'Universal Truths', 'Thought-provoking art' EVEN if we are not searching for God or the idea of God, evidence of His presence is everywhere. The higher power is not necessarily hotwired to religion, culture or even spiritualism; our gut feelings, the five senses, send us messages and we interpret them.
Art4Soul took a bold step in exploring the varying perceptions of this subject that is rarely discussed.
Man&God is an ongoing visual feast, which started out as a book project, Man + God 1, a collection of interpretations from all over the world on the idea of God. Photographs, drawings and computer imagery designed by the Art4Soul team were not the only features in the book. People on the streets were approached and asked to reveal what they had in their pockets. Ninety percent of them carried something that symbolised God, including crucifixes, tasbih, amulets, talismans and mini versions of the Bible. The next step was to ask why they carried these objects around and how or if they made a difference to their lives.
All these made for an insightful and inspiring work of art, a 'visual smogasbord' of varying perceptions that spawned a series of accompanying exhibitions in Kuala Lumpur, Penang, Singapore, New York and Stuttgart, Germany.
For the first time, the National Art Gallery in Kuala Lumpur opened itself to something other than fine arts and graphic design was elevated to the next level. The exhibition is termed a "feast of sound and visuals," not only featuring two-dimensional physical art pieces but also music and an interesting fixture called the threedimensional installation.This peculiar feature is a 'moving' piece of art in the form of actor/dancer/artiste Swee Keong, who moves through the exhibition in dance-like movements.
Joseph Foo, co-founder of Art4Soul, is a campaigner for visual arts as an instrument for inspiring thoughts, questions and ideas."The reason why there are no great thinkers left is because there are too many voices, too many distractions," he says, explaining that people need to spend some time with themselves just reflecting.
"The general perception of designers is that we are people who can draw and paint. But, in essence, we judge aesthetics and tell stories through imagery."
Man&God is an ongoing project that explores the relationship between the two beings, through the ideas of creative minds of different faiths and various cultures. It has been around for three years, gathering contributors spanning continents, prompting audiences to rethink the basic questions surrounding life and God.
For 30 years, graphic designer Joseph Foo was troubled by his grandmother's nagging questions. "Can design feed people? Can design improve our lives? Can design make us better people? Touch lives?" With an engineer and a doctor for siblings, those were questions that lingered in his mind. "I felt that if I couldn't answer these questions, I wouldn't be able to move on with life," the 38-year-old says, remembering the distress he felt. So he set off to be completely by himself for a few months, away from the distractions of every day life, and then returned with an idea he called Art4Soul.

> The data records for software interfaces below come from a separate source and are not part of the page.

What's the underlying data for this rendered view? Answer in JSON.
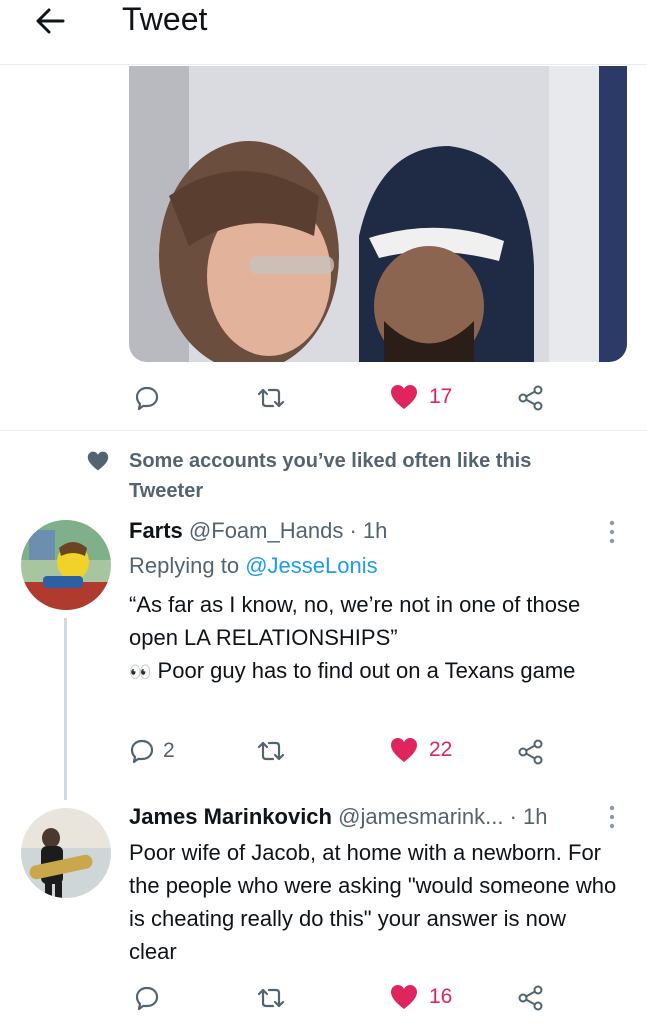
{
  "header": {
    "title": "Tweet"
  },
  "main_tweet": {
    "likes": "17"
  },
  "social_context": {
    "text": "Some accounts you’ve liked often like this Tweeter"
  },
  "replies": [
    {
      "name": "Farts",
      "handle": "@Foam_Hands",
      "time": "· 1h",
      "replying_prefix": "Replying to",
      "replying_to": "@JesseLonis",
      "line1": "“As far as I know, no, we’re not in one of those open LA RELATIONSHIPS”",
      "emoji": "👀",
      "line2": "Poor guy has to find out on a Texans game",
      "replies_count": "2",
      "likes": "22"
    },
    {
      "name": "James Marinkovich",
      "handle": "@jamesmarink...",
      "time": "· 1h",
      "text": "Poor wife of Jacob, at home with a newborn. For the people who were asking \"would someone who is cheating really do this\" your answer is now clear",
      "likes": "16"
    }
  ],
  "colors": {
    "like": "#e0245e",
    "link": "#1d9bf0",
    "secondary": "#536471"
  },
  "icons": {
    "back": "arrow-left-icon",
    "reply": "comment-icon",
    "retweet": "retweet-icon",
    "like": "heart-icon",
    "share": "share-icon",
    "more": "more-vertical-icon"
  }
}
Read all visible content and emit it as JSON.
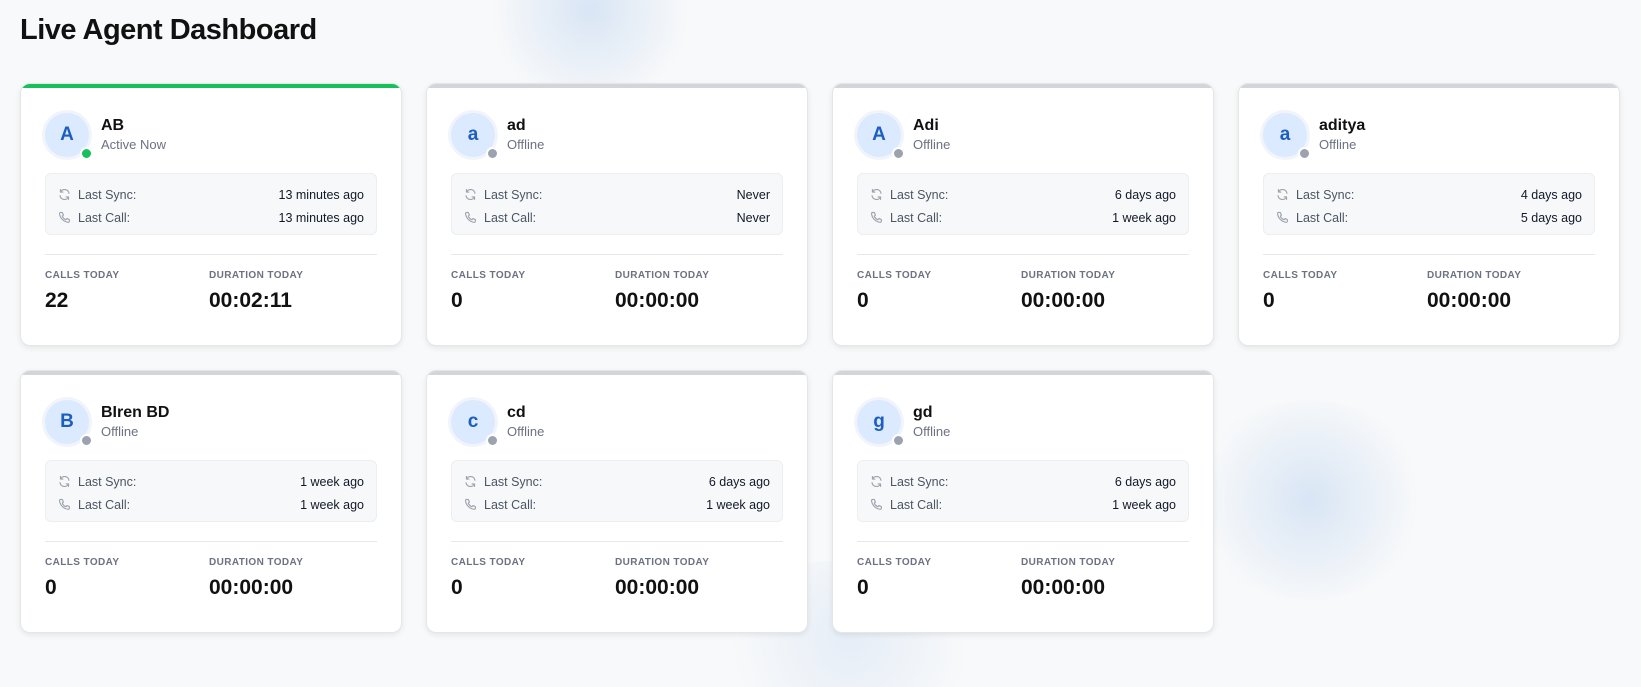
{
  "page": {
    "title": "Live Agent Dashboard"
  },
  "colors": {
    "active": "#16c05a",
    "offline": "#9ca3af",
    "avatar_bg": "#dbeafe",
    "avatar_text": "#1d5fbf"
  },
  "labels": {
    "last_sync": "Last Sync:",
    "last_call": "Last Call:",
    "calls_today": "CALLS TODAY",
    "duration_today": "DURATION TODAY"
  },
  "icons": {
    "sync": "refresh-icon",
    "call": "phone-icon"
  },
  "agents": [
    {
      "initial": "A",
      "name": "AB",
      "status": "Active Now",
      "active": true,
      "last_sync": "13 minutes ago",
      "last_call": "13 minutes ago",
      "calls_today": "22",
      "duration_today": "00:02:11"
    },
    {
      "initial": "a",
      "name": "ad",
      "status": "Offline",
      "active": false,
      "last_sync": "Never",
      "last_call": "Never",
      "calls_today": "0",
      "duration_today": "00:00:00"
    },
    {
      "initial": "A",
      "name": "Adi",
      "status": "Offline",
      "active": false,
      "last_sync": "6 days ago",
      "last_call": "1 week ago",
      "calls_today": "0",
      "duration_today": "00:00:00"
    },
    {
      "initial": "a",
      "name": "aditya",
      "status": "Offline",
      "active": false,
      "last_sync": "4 days ago",
      "last_call": "5 days ago",
      "calls_today": "0",
      "duration_today": "00:00:00"
    },
    {
      "initial": "B",
      "name": "BIren BD",
      "status": "Offline",
      "active": false,
      "last_sync": "1 week ago",
      "last_call": "1 week ago",
      "calls_today": "0",
      "duration_today": "00:00:00"
    },
    {
      "initial": "c",
      "name": "cd",
      "status": "Offline",
      "active": false,
      "last_sync": "6 days ago",
      "last_call": "1 week ago",
      "calls_today": "0",
      "duration_today": "00:00:00"
    },
    {
      "initial": "g",
      "name": "gd",
      "status": "Offline",
      "active": false,
      "last_sync": "6 days ago",
      "last_call": "1 week ago",
      "calls_today": "0",
      "duration_today": "00:00:00"
    }
  ]
}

Gathering together a community of designers, writers and creative people who shared his vision of spiritual-driven design, Joseph set out to unravel the mysteries of life and of beauty. Art and creativity also paved the way to a bigger purpose - supporting religious or charity organisations in need. One such project was painting the paediatric ward in the Kuala Lumpur General Hospital. "The walls were colourless and drab," says Joseph. "So we gathered some of our designers and other volunteers, including some students, and painted colourful murals on the walls.
Certainly, spreading cheer became a regular fixture for the team. Another recent project, creating items that symbolised Christmas, benefited two orphanages in Subang Jaya. Joseph believes art can reach into people's hearts and minds, helping them to understand more about life. "People don't spend time with themselves; they are too preoccupied with other people's opinions and the distractions of everyday routines," he says, adding that people, especially youths, should see things from different perspectives and question everything. In a way, art and design aim to make people think and reflect on what life is really about. "Design speaks to the 'cool' people - it easily jazzes things up for them," Joseph explains.
Underlying religious and cultural messages in Art4Soul's designs are meant to subtly "When I was 12 years old, my friends and I used to toy around with words, and discovered that the word 'tuhan' was an anagram for 'hantu'," said Joseph. That idea stayed with him and turned into a project which was initially titled 'tuhantu' and explored the concept of having two sides to every story: black and white, yin and yang, good and evil.
Pictures, posters and photographs were exhibited, exploring symbols, icons and personalities that hold different meanings for everyone depending on our cultural backgrounds, experiences and beliefs. Art4Soul has embarked on projects of a spiritual nature for the past seven years, most notably the Man+God and Hungry Ghost projects. "People need to be observant and they need to spend more time in quiet reflection," says Joseph. "Out there, there is a blindspot that people are not aware of." Having co-discovered Art4Soul, come with spectacular designs and spread the message of creativity to the world, perhaps Joseph has finally found the answers to his grandmother's questions.